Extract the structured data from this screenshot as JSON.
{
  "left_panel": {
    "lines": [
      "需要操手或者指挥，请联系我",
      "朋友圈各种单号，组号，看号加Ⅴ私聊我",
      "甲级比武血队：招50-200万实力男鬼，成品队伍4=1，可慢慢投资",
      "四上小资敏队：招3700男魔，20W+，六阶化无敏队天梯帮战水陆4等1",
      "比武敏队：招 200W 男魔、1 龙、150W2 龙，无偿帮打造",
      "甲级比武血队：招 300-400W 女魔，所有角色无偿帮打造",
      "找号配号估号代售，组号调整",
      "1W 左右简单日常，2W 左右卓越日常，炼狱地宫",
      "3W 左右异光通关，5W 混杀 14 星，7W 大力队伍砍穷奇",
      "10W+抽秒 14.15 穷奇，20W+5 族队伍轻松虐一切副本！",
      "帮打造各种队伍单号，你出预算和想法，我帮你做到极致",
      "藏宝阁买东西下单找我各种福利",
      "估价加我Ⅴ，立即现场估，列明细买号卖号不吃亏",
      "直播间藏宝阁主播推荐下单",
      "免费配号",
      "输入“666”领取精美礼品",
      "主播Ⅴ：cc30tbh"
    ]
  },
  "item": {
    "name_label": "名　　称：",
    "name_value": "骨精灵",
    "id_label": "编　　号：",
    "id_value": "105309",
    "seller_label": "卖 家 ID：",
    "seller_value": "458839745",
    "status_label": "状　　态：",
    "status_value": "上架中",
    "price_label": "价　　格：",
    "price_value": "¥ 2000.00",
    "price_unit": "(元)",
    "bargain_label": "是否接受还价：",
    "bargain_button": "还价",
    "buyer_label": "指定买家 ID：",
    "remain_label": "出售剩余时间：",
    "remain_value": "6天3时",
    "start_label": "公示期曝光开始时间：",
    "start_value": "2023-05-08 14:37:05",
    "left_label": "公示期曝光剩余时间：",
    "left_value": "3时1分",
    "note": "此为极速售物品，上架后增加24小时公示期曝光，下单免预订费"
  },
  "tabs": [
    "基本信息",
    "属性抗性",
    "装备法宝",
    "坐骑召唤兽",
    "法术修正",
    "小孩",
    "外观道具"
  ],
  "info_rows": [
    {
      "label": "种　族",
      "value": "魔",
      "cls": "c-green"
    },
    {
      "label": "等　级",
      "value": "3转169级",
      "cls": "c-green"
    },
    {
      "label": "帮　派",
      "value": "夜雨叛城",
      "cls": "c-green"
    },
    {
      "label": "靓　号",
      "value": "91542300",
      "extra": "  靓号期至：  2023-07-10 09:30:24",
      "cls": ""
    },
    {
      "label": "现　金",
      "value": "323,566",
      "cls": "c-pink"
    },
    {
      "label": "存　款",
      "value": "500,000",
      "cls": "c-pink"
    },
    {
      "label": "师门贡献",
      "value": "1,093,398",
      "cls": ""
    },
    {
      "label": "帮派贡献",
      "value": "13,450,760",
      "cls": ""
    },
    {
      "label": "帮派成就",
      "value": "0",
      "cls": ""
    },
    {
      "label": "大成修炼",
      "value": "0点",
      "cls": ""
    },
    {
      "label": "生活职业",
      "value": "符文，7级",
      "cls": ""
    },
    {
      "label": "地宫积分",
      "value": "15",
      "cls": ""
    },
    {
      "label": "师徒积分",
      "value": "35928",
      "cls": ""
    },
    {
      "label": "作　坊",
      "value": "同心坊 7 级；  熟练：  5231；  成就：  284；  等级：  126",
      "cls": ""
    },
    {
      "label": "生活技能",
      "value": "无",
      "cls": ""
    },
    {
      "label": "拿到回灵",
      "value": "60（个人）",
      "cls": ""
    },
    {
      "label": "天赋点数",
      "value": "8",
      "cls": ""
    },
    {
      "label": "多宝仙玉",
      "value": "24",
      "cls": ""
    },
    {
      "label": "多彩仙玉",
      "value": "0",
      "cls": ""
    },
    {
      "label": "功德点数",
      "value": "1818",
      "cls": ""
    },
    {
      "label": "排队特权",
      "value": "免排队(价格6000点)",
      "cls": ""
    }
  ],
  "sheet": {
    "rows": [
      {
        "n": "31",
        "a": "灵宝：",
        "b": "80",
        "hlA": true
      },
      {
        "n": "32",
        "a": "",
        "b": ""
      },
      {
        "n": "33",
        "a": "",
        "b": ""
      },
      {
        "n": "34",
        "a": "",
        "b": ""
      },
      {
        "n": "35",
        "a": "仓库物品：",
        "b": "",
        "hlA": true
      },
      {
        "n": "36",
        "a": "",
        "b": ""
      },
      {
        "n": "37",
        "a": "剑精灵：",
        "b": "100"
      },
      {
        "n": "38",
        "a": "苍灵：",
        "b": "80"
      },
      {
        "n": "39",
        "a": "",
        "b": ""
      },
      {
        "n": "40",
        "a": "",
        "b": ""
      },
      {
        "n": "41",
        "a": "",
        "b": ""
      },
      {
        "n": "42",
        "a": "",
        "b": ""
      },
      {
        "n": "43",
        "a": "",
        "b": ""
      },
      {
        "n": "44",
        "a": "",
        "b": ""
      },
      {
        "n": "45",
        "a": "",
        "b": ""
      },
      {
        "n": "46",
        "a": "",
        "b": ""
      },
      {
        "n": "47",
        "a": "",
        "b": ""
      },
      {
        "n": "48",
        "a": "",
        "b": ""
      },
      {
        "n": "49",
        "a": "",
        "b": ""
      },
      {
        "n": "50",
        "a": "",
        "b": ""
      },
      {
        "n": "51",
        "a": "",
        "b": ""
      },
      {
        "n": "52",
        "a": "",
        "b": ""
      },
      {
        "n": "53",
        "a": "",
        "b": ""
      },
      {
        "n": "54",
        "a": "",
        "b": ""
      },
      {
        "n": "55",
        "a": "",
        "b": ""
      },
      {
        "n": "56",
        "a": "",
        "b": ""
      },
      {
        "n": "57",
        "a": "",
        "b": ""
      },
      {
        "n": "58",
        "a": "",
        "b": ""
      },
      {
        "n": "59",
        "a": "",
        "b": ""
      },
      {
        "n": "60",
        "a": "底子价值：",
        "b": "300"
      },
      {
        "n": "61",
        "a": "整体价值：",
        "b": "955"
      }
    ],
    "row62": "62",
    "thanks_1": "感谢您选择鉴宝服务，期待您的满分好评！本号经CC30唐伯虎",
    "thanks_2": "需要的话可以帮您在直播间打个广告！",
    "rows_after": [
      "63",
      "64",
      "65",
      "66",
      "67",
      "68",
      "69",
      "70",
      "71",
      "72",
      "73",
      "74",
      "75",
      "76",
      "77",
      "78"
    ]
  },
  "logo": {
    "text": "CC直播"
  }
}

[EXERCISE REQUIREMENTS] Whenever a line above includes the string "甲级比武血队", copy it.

[TASK ANSWER]
      "甲级比武血队：招50-200万实力男鬼，成品队伍4=1，可慢慢投资",
      "甲级比武血队：招 300-400W 女魔，所有角色无偿帮打造",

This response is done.